Often business data goes hand in hand with geographical data. Thanks to tools like Google Maps and several associated mash-ups. But often it might be required to show data on a map to create an effect or draw some conclusions.

An example: Lets say you are analyzing annual sales in various States of US. Now usual ways of doing it include tables, bar/pie charts etc. But much more intuitive way would be to use an US outline map with bubbles in each state with their sizes representing segment/product-wise sales.

I had to do a similar analysis sometime back. And I did it in our dear excel itself without much pain (well, it is not so straightforward, but pretty much do-able)

So, here is a teaser for all the R1C1 readers. Try to findout the way for getting the following above graph in excel. No macros used (although, some amount of manual labour was!) The 3 colored bubbles represent 3 different segment/product figures (be it sales, profits, employees or anything you like).

Leave a comment with outline solution if you have one, Or wait till next week to find a simple enough way to do this.

Type: Teasers, Graphs, Data Analytics, Data Representation, Visualization
Applicability: for situations with both {sales, profits, people} and geographical data
Excel Knowledge Required: Moderate to Advanced
Ease of Implementation: Medium

PS: from this post onwards, I will be including the above format table with every post. To make the usage of R1C1 better.

Tuesday, September 05, 2006

3 Steps to Create cool dashboards in excel

Dashboards are very common business monitoring tools, but creating them in excel with all the bells and whistles is not so easy. So here is a quick 1-2-3 on how to do it.

Lets take a sample of 2 consecutive year sales figures for 7 regions. The colums have Region name, 2004-05, 2005-06 figures and finally YoY Growth percentages. The lame dashboard should look something like this:

But may be we can make it little better. Ideally, a person looking at this would like (to know) the following things:

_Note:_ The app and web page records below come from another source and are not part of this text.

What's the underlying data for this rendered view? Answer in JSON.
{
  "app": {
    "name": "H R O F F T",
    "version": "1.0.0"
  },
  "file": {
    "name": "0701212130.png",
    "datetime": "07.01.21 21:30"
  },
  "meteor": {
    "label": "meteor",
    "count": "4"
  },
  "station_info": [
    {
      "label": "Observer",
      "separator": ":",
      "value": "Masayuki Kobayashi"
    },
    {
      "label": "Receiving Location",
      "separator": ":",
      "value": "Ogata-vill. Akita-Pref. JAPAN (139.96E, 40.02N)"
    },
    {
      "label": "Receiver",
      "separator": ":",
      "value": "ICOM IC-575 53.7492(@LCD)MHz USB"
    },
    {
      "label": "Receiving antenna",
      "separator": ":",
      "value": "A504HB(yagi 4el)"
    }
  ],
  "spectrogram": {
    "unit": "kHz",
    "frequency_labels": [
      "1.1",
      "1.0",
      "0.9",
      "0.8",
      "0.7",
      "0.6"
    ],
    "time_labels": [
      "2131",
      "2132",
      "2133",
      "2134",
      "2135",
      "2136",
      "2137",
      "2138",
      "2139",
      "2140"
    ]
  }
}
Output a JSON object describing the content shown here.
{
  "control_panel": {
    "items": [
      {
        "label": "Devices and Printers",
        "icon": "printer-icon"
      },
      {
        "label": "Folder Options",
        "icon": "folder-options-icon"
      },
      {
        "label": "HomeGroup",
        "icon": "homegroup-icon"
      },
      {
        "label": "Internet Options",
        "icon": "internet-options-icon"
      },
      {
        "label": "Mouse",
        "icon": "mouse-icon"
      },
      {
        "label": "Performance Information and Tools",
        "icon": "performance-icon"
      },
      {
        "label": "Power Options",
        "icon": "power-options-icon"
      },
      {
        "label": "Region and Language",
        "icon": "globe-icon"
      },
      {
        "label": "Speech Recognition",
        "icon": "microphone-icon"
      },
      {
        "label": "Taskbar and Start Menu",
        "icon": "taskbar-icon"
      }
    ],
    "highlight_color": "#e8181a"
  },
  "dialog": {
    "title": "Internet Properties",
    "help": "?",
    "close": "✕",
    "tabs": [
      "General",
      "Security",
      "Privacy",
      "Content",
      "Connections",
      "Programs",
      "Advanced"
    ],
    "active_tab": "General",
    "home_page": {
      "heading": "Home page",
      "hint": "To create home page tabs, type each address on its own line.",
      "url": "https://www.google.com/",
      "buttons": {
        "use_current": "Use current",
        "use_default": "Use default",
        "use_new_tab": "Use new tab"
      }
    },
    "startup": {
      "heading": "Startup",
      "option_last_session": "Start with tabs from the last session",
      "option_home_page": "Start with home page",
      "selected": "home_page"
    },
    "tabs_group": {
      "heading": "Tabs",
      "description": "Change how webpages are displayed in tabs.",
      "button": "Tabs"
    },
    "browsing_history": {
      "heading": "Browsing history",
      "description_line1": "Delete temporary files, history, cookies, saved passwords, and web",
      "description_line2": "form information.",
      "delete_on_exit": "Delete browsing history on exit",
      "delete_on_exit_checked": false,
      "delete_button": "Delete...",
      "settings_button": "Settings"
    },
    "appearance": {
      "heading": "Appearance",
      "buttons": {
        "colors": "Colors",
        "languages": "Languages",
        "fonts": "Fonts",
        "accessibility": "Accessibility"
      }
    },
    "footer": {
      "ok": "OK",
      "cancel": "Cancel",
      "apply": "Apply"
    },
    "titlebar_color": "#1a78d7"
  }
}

  • What are the things that are going up / down / remaining constant
  • The chart should look simple and not cluttered; meaning, there cant be multiple columns to present information. He/she should be able to look at one column and concluded something
  • May be little graphics wont hurt the presentation while retaining the information.

So, a cool dashboard would look something like the below one:

Well, how to get it in 3 steps?

  1. Type the following formula in the cell F5 and drag it to apply to all the cells

    [Click on the image to see bigger version of the formula]
  2. Select the range F5:F11, goto Format->Conditional Formatting and enter the following values there:

    [Click on the image to see bigger version of the formula]
  3. Finally, if its already not, change the font of the worksheet to Arial, (see those arrow marks, they are not available in all fonts. And btw, if you dont know how to insert them in the formula use Start->Programs->Accessories->System Tools->Character Map and then locate the symbols.)

So, go ahead and impress everyone with the cool dashboards.